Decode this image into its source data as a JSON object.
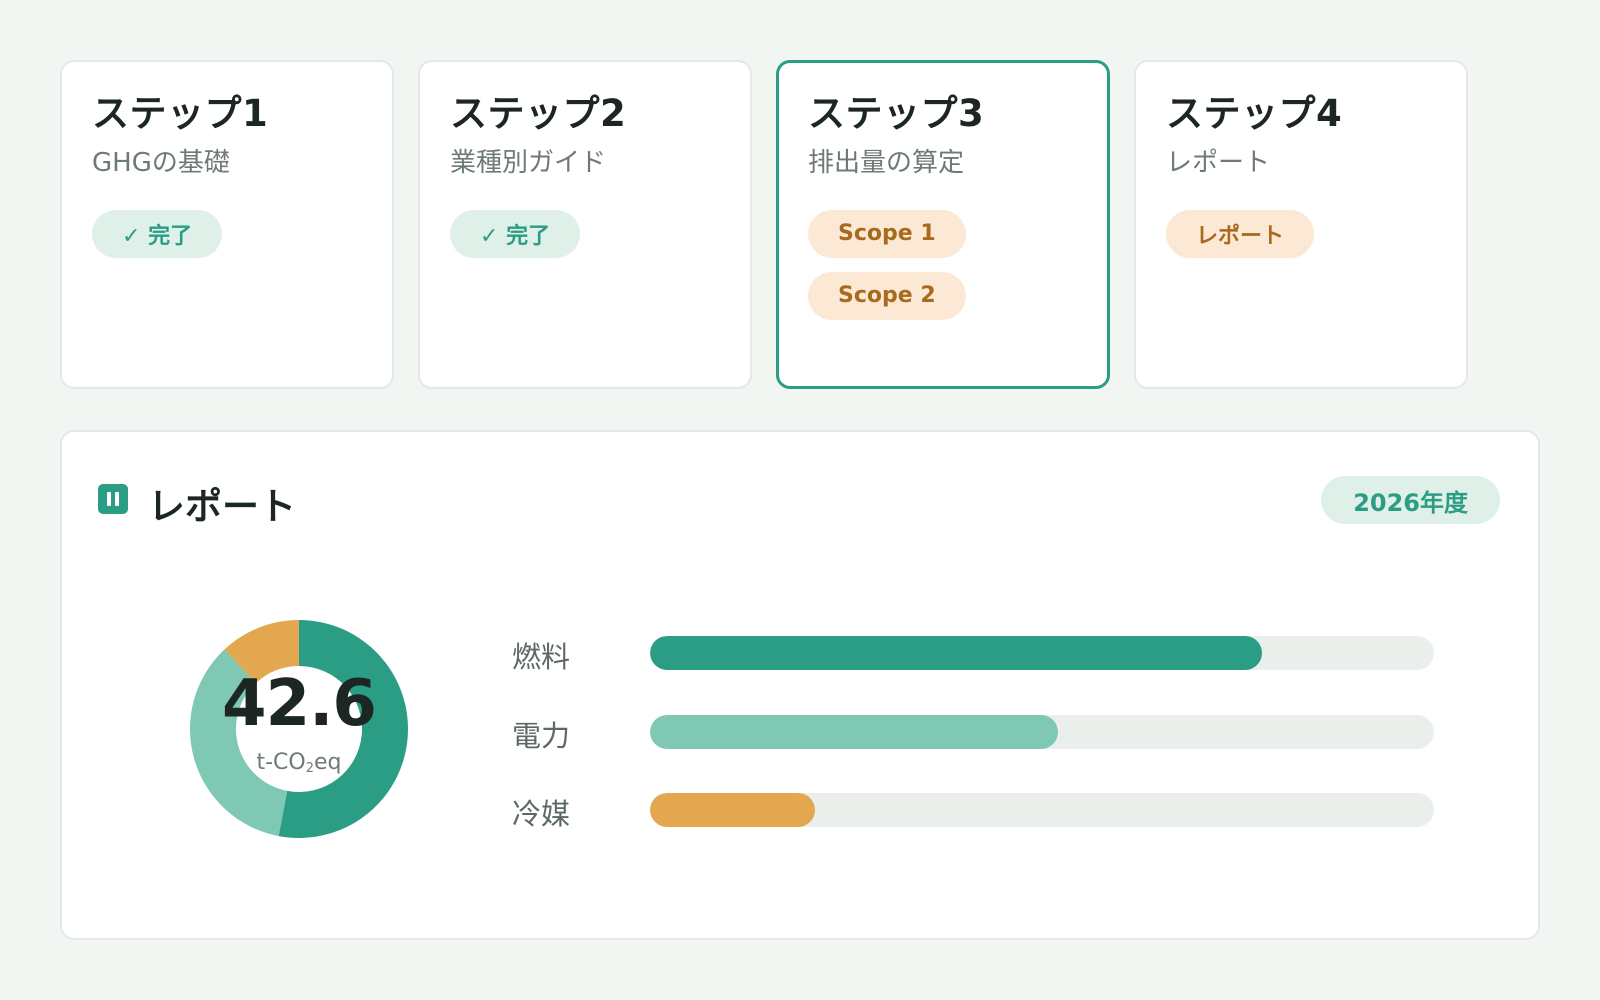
{
  "steps": [
    {
      "title": "ステップ1",
      "subtitle": "GHGの基礎",
      "active": false,
      "chips": [
        {
          "label": "✓ 完了",
          "kind": "done"
        }
      ]
    },
    {
      "title": "ステップ2",
      "subtitle": "業種別ガイド",
      "active": false,
      "chips": [
        {
          "label": "✓ 完了",
          "kind": "done"
        }
      ]
    },
    {
      "title": "ステップ3",
      "subtitle": "排出量の算定",
      "active": true,
      "chips": [
        {
          "label": "Scope 1",
          "kind": "todo"
        },
        {
          "label": "Scope 2",
          "kind": "todo"
        }
      ]
    },
    {
      "title": "ステップ4",
      "subtitle": "レポート",
      "active": false,
      "chips": [
        {
          "label": "レポート",
          "kind": "todo"
        }
      ]
    }
  ],
  "report": {
    "title": "レポート",
    "icon": "bar-chart-icon",
    "year": "2026年度",
    "total": "42.6",
    "unit_prefix": "t-CO",
    "unit_sub": "2",
    "unit_suffix": "eq"
  },
  "chart_data": {
    "type": "bar",
    "categories": [
      "燃料",
      "電力",
      "冷媒"
    ],
    "values": [
      0.78,
      0.52,
      0.21
    ],
    "colors": [
      "#2a9d84",
      "#7fc8b3",
      "#e2a74f"
    ],
    "donut": {
      "total": 42.6,
      "slices": [
        {
          "category": "燃料",
          "fraction": 0.53,
          "color": "#2a9d84"
        },
        {
          "category": "電力",
          "fraction": 0.35,
          "color": "#7fc8b3"
        },
        {
          "category": "冷媒",
          "fraction": 0.12,
          "color": "#e2a74f"
        }
      ]
    }
  }
}
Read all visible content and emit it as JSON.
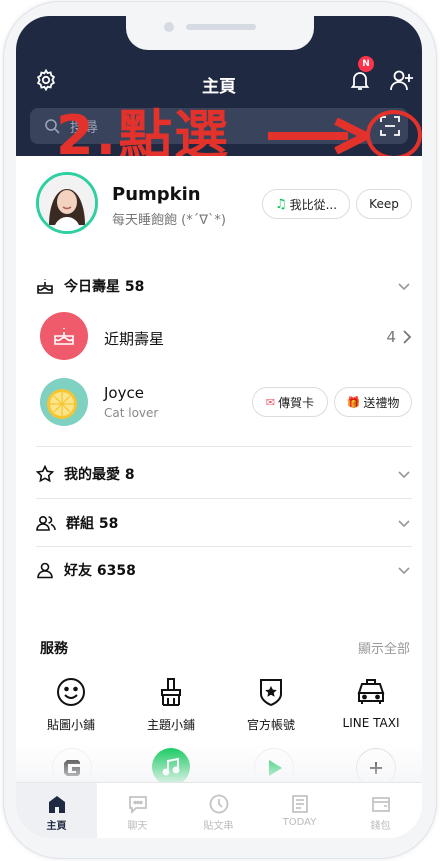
{
  "header": {
    "title": "主頁",
    "notification_badge": "N",
    "search_placeholder": "搜尋",
    "colors": {
      "header_bg": "#1f2942",
      "badge": "#ff334b"
    }
  },
  "annotation": {
    "text": "2.點選",
    "color": "#e3322b",
    "target": "qr-scan-icon"
  },
  "profile": {
    "name": "Pumpkin",
    "status": "每天睡飽飽 (*´∇`*)",
    "music_button": "我比從...",
    "keep_button": "Keep"
  },
  "birthdays": {
    "today_label": "今日壽星 58",
    "recent_label": "近期壽星",
    "recent_count": "4"
  },
  "friend": {
    "name": "Joyce",
    "status": "Cat lover",
    "card_button": "傳賀卡",
    "gift_button": "送禮物"
  },
  "sections": {
    "favorites": "我的最愛  8",
    "groups": "群組  58",
    "friends": "好友  6358"
  },
  "services": {
    "title": "服務",
    "show_all": "顯示全部",
    "items": [
      "貼圖小鋪",
      "主題小鋪",
      "官方帳號",
      "LINE TAXI"
    ]
  },
  "tabs": [
    "主頁",
    "聊天",
    "貼文串",
    "TODAY",
    "錢包"
  ]
}
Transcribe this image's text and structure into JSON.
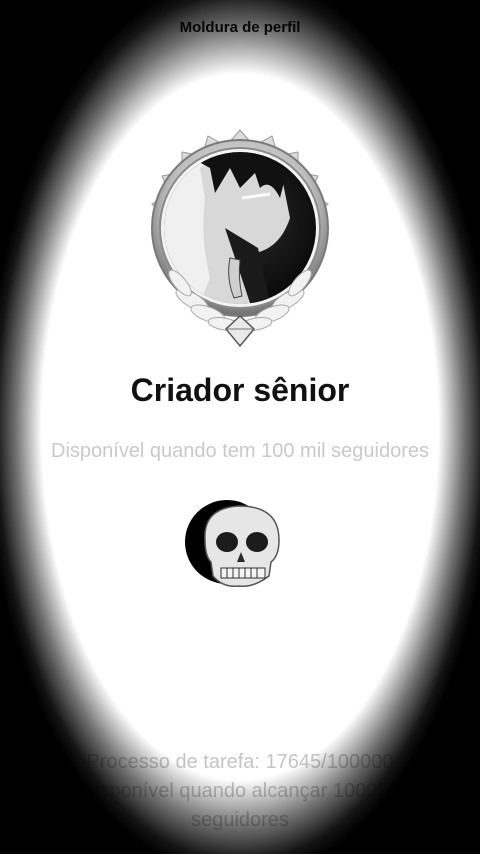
{
  "header": {
    "title": "Moldura de perfil",
    "back_icon": "arrow-left-icon"
  },
  "frame": {
    "image_icon": "silver-laurel-avatar-frame",
    "name": "Criador sênior",
    "description": "Disponível quando tem 100 mil seguidores"
  },
  "sticker": {
    "icon": "skull-icon"
  },
  "task": {
    "progress_label": "Processo de tarefa: 17645/100000",
    "progress_current": 17645,
    "progress_target": 100000,
    "condition": "Disponível quando alcançar 100000 seguidores"
  }
}
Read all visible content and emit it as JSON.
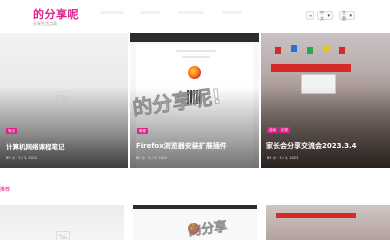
{
  "header": {
    "logo": "的分享呢",
    "tagline": "分享生活点滴",
    "lang_select": "中文",
    "theme_select": "主题"
  },
  "cards": [
    {
      "title": "计算机网络课程笔记",
      "badge": "笔记",
      "author": "BY 小",
      "date": "5 / 3, 2022"
    },
    {
      "title": "Firefox浏览器安装扩展插件",
      "badge": "教程",
      "author": "BY 小",
      "date": "5 / 3, 2022"
    },
    {
      "title": "家长会分享交流会2023.3.4",
      "badges": [
        "活动",
        "记录"
      ],
      "author": "BY 小",
      "date": "3 / 4, 2023"
    }
  ],
  "section2": {
    "label": "推荐"
  },
  "watermarks": [
    "的分享呢!",
    "的分享"
  ],
  "colors": {
    "accent": "#e0208a",
    "page_bg": "#ffffff"
  },
  "icons": {
    "placeholder": "image-placeholder-icon",
    "browser": "firefox-logo-icon"
  }
}
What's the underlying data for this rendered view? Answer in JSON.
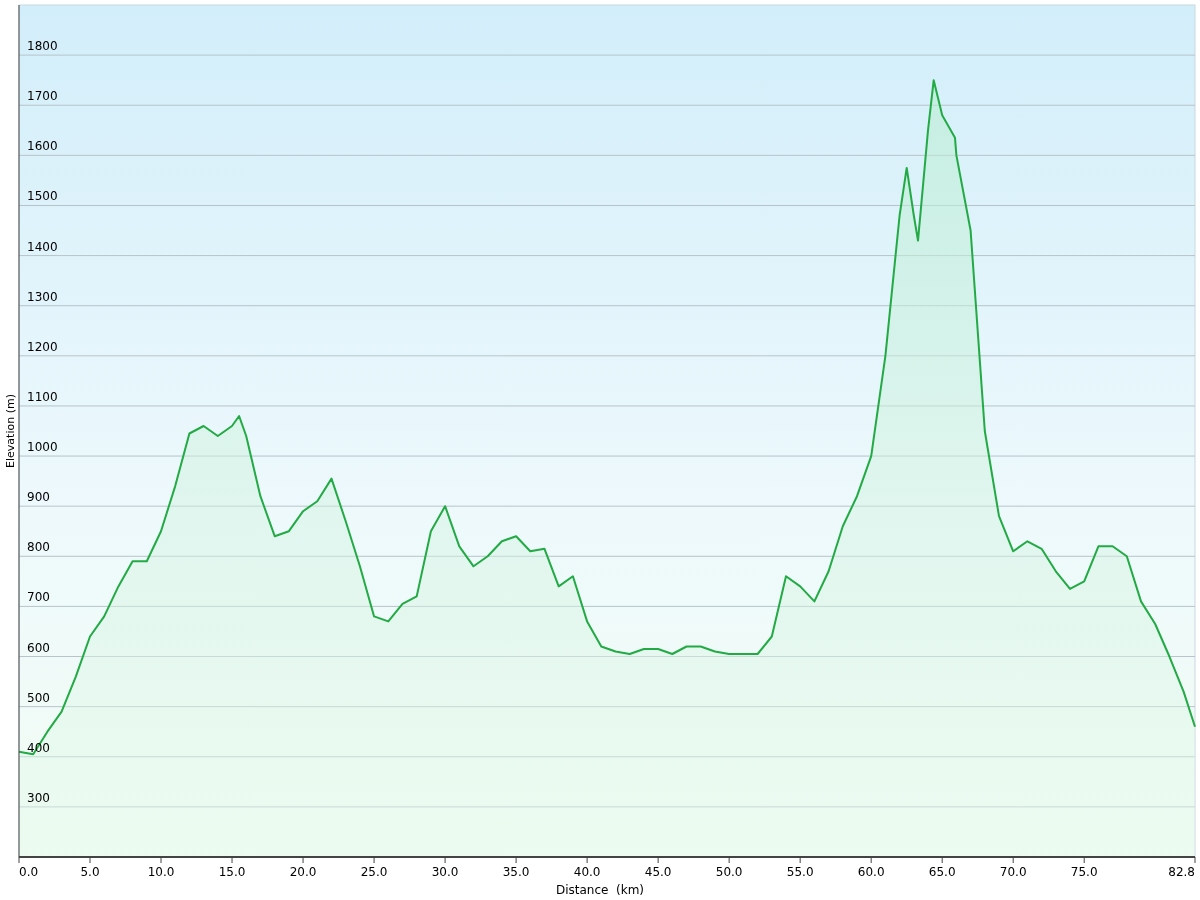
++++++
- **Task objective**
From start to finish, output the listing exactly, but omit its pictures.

- **Written answer**
Decode this image into its source data as a JSON object.
{
  "steps": [
    {
      "title": "ステップ1",
      "subtitle": "GHGの基礎",
      "active": false,
      "chips": [
        {
          "label": "✓ 完了",
          "kind": "done"
        }
      ]
    },
    {
      "title": "ステップ2",
      "subtitle": "業種別ガイド",
      "active": false,
      "chips": [
        {
          "label": "✓ 完了",
          "kind": "done"
        }
      ]
    },
    {
      "title": "ステップ3",
      "subtitle": "排出量の算定",
      "active": true,
      "chips": [
        {
          "label": "Scope 1",
          "kind": "todo"
        },
        {
          "label": "Scope 2",
          "kind": "todo"
        }
      ]
    },
    {
      "title": "ステップ4",
      "subtitle": "レポート",
      "active": false,
      "chips": [
        {
          "label": "レポート",
          "kind": "todo"
        }
      ]
    }
  ],
  "report": {
    "title": "レポート",
    "icon": "bar-chart-icon",
    "year": "2026年度",
    "total": "42.6",
    "unit_prefix": "t-CO",
    "unit_sub": "2",
    "unit_suffix": "eq"
  },
  "chart_data": {
    "type": "bar",
    "categories": [
      "燃料",
      "電力",
      "冷媒"
    ],
    "values": [
      0.78,
      0.52,
      0.21
    ],
    "colors": [
      "#2a9d84",
      "#7fc8b3",
      "#e2a74f"
    ],
    "donut": {
      "total": 42.6,
      "slices": [
        {
          "category": "燃料",
          "fraction": 0.53,
          "color": "#2a9d84"
        },
        {
          "category": "電力",
          "fraction": 0.35,
          "color": "#7fc8b3"
        },
        {
          "category": "冷媒",
          "fraction": 0.12,
          "color": "#e2a74f"
        }
      ]
    }
  }
}
Read all visible content and emit it as JSON.
{
  "header": {
    "title": "主頁",
    "notification_badge": "N",
    "search_placeholder": "搜尋",
    "colors": {
      "header_bg": "#1f2942",
      "badge": "#ff334b"
    }
  },
  "annotation": {
    "text": "2.點選",
    "color": "#e3322b",
    "target": "qr-scan-icon"
  },
  "profile": {
    "name": "Pumpkin",
    "status": "每天睡飽飽 (*´∇`*)",
    "music_button": "我比從...",
    "keep_button": "Keep"
  },
  "birthdays": {
    "today_label": "今日壽星 58",
    "recent_label": "近期壽星",
    "recent_count": "4"
  },
  "friend": {
    "name": "Joyce",
    "status": "Cat lover",
    "card_button": "傳賀卡",
    "gift_button": "送禮物"
  },
  "sections": {
    "favorites": "我的最愛  8",
    "groups": "群組  58",
    "friends": "好友  6358"
  },
  "services": {
    "title": "服務",
    "show_all": "顯示全部",
    "items": [
      "貼圖小鋪",
      "主題小鋪",
      "官方帳號",
      "LINE TAXI"
    ]
  },
  "tabs": [
    "主頁",
    "聊天",
    "貼文串",
    "TODAY",
    "錢包"
  ]
}
Transcribe this image's text and structure into JSON.
{
  "header": {
    "title": "Moldura de perfil",
    "back_icon": "arrow-left-icon"
  },
  "frame": {
    "image_icon": "silver-laurel-avatar-frame",
    "name": "Criador sênior",
    "description": "Disponível quando tem 100 mil seguidores"
  },
  "sticker": {
    "icon": "skull-icon"
  },
  "task": {
    "progress_label": "Processo de tarefa: 17645/100000",
    "progress_current": 17645,
    "progress_target": 100000,
    "condition": "Disponível quando alcançar 100000 seguidores"
  }
}
Read all visible content and emit it as JSON.
{
  "header": {
    "logo": "的分享呢",
    "tagline": "分享生活点滴",
    "lang_select": "中文",
    "theme_select": "主题"
  },
  "cards": [
    {
      "title": "计算机网络课程笔记",
      "badge": "笔记",
      "author": "BY 小",
      "date": "5 / 3, 2022"
    },
    {
      "title": "Firefox浏览器安装扩展插件",
      "badge": "教程",
      "author": "BY 小",
      "date": "5 / 3, 2022"
    },
    {
      "title": "家长会分享交流会2023.3.4",
      "badges": [
        "活动",
        "记录"
      ],
      "author": "BY 小",
      "date": "3 / 4, 2023"
    }
  ],
  "section2": {
    "label": "推荐"
  },
  "watermarks": [
    "的分享呢!",
    "的分享"
  ],
  "colors": {
    "accent": "#e0208a",
    "page_bg": "#ffffff"
  },
  "icons": {
    "placeholder": "image-placeholder-icon",
    "browser": "firefox-logo-icon"
  }
}
What's the underlying data for this rendered view? Answer in JSON.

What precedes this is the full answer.